Taking advantage of a 1031 exchange as a Grand Rapids real estate investor can offer you a number of financial benefits. Most investors enjoy this benefit because it allows the deferment of any capital gains taxes you might have to pay on a property you sell. But, the benefits don’t end there. With the 1031 exchange, you can reinvest the earnings from your sale into another investment property.
This is an excellent way to diversify and grow your investment portfolio.
Timelines can be tricky, especially in a market as competitive as the one we’re currently navigating. Here’s what you need to know when you’re conducting a 1031 exchange in Grand Rapids.
Using a 1031 Exchange to Your Advantage
To take advantage of a 1031 exchange and defer the taxes on the sale of one income-producing property, you will need to buy a new investment property – or several properties – that are similar to the one you’re selling.
Investors are sometimes put off by the requirement of a “similar” property, but similar does not mean exactly the same in this case. For example, an investor has the option to sell one single-family home and buy two condos.

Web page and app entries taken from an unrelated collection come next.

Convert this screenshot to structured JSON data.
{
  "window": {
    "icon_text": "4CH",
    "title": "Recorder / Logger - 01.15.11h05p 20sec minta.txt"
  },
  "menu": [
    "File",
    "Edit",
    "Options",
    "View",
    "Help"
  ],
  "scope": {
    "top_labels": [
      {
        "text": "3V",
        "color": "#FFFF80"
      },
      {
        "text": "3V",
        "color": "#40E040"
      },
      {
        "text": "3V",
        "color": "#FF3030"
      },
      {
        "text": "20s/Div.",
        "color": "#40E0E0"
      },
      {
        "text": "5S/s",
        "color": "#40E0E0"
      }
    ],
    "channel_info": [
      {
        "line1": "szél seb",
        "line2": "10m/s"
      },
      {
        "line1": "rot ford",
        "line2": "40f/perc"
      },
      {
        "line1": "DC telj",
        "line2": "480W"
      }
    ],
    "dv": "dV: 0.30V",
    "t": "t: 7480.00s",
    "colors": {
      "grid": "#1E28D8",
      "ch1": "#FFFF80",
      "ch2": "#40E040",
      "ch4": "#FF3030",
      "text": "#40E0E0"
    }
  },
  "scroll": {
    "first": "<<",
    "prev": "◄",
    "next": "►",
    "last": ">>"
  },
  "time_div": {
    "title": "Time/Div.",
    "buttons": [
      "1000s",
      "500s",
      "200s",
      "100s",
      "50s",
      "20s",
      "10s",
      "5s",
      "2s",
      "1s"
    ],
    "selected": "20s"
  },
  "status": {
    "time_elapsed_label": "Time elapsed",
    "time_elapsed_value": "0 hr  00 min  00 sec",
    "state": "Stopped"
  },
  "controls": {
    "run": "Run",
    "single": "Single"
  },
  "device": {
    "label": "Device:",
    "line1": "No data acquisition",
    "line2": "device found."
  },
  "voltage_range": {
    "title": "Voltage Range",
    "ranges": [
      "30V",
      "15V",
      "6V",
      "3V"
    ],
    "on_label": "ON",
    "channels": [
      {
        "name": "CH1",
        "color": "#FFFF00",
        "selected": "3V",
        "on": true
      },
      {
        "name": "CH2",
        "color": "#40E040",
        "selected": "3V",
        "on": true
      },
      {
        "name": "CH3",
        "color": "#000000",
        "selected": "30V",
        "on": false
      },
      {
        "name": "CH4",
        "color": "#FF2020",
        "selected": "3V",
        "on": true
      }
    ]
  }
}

Or, maybe you’ll want to sell one apartment building and buy two single-family homes.
This provides shelter from high taxes when you earn a lot on the sale of an investment property. With values increasing, the rental property you sell today will likely be worth a lot more than it was when you bought it, and all that profit will be subject to capital gains taxes.
Unless you re-invest it through a 1031 exchange.
Steps to Working with a 1031 Exchange
Specific steps need to be taken when you want to defer your taxes with a 1031 exchange.
- Make sure your property qualifies for this tax benefit. This tax program is meant for investment homes. You cannot sell the home you’ve been living in and reinvest the money to buy a vacation home.
- You’ll need to exchange with a like property or properties. The new property you choose must have a value that is the same or higher than the original property. If you walk away from the exchange with any profit, they will be taxable.
- Find one property, two properties, or three to exchange with your current property.
- Use an intermediary and don’t take any of the cash from the sale of your property. The intermediary will hold your funds until they can be reinvested in your new purchase. Ask your property managers for a referral.
The intermediary is important and will hold the sale proceeds until you buy your new property.
1031 Exchange Timelines
Critical deadlines must be met.
The first deadline involves identifying a replacement property. You’ll need to do this within 45 days of selling your original property. This doesn’t mean you have to buy it – you simply must identify it. Then, you have 180 days to close on the new sale. The entire exchange must take place within the 180 days (meaning you don’t have 45 days plus 180 days – the clock does not reset).
The 1031 Exchange is one good way to keep all of the money you earn off the sale of an investment. However, this doesn’t erase your tax debt entirely. You are merely deferring the payment of your taxes. The current law allows you to do a 1031 Exchange as many times as you want. If you want to leave your investment property to your children or beneficiaries after you die, they’ll receive a step-up, which will let them avoid all the taxes you deferred.
We would be happy to talk more about the specifics of this process and how it might apply to you and your Grand Rapids investment properties. Please contact us at Short South Management and Development to learn more about this or anything pertaining to professional property management.